Third time around, I forced myself to concentrate the story more tightly on the protagonists, to pay readers back for investing in their story. Even at this point I had two outcomes; one happier, one darker. And this, too, was ditched as I decided to let the protagonist choose a fate. Then we discovered that the title ‘Dream World’ was too close to another title the publisher had coming out at the same time, so they asked me if I would change mine.
Oddly, the new title ‘The Sand Men’ fitted it better, and now the story of the Sand Men themselves (intended originally as a metaphor) changed, growing in meaning and importance. Altogether the book went through four rewrites.

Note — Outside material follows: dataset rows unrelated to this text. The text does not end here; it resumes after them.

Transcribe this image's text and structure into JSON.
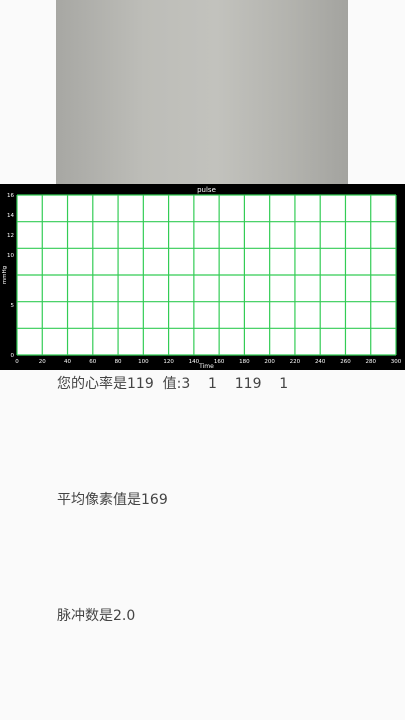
{
  "preview": {
    "icon": "camera-preview"
  },
  "texts": {
    "heart_rate": "您的心率是119  值:3    1    119    1",
    "avg_pixel": "平均像素值是169",
    "pulse_count": "脉冲数是2.0"
  },
  "chart_data": {
    "type": "line",
    "title": "pulse",
    "xlabel": "Time",
    "ylabel": "mmHg",
    "xlim": [
      0,
      300
    ],
    "ylim": [
      0,
      16
    ],
    "x_ticks": [
      0,
      20,
      40,
      60,
      80,
      100,
      120,
      140,
      160,
      180,
      200,
      220,
      240,
      260,
      280,
      300
    ],
    "y_ticks": [
      0,
      5,
      10,
      12,
      14,
      16
    ],
    "grid": true,
    "grid_color": "#33cc55",
    "series": []
  }
}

‘Plastic’ had gone through six separate versions and four titles, and despite critical acclaim did not sell well, partly I think because it is so densely packed with crazy stuff that it’s a bit overwhelming. It was important not to let this happen with ‘The Sand Men’; the end result needed to be organic and natural.
The version that’s coming out this year is, to my mind, the best; leaner, shorter and more focused in its story of an ordinary family living in an atmosphere of increasing paranoia. The most fascinating part for me is seeing how readers react to a book I’ve invested so much time and effort in. When you spend so long on one work you get too close to be able to see what you’ve made.
‘The Sand Men’ is out in paperback on October 8th.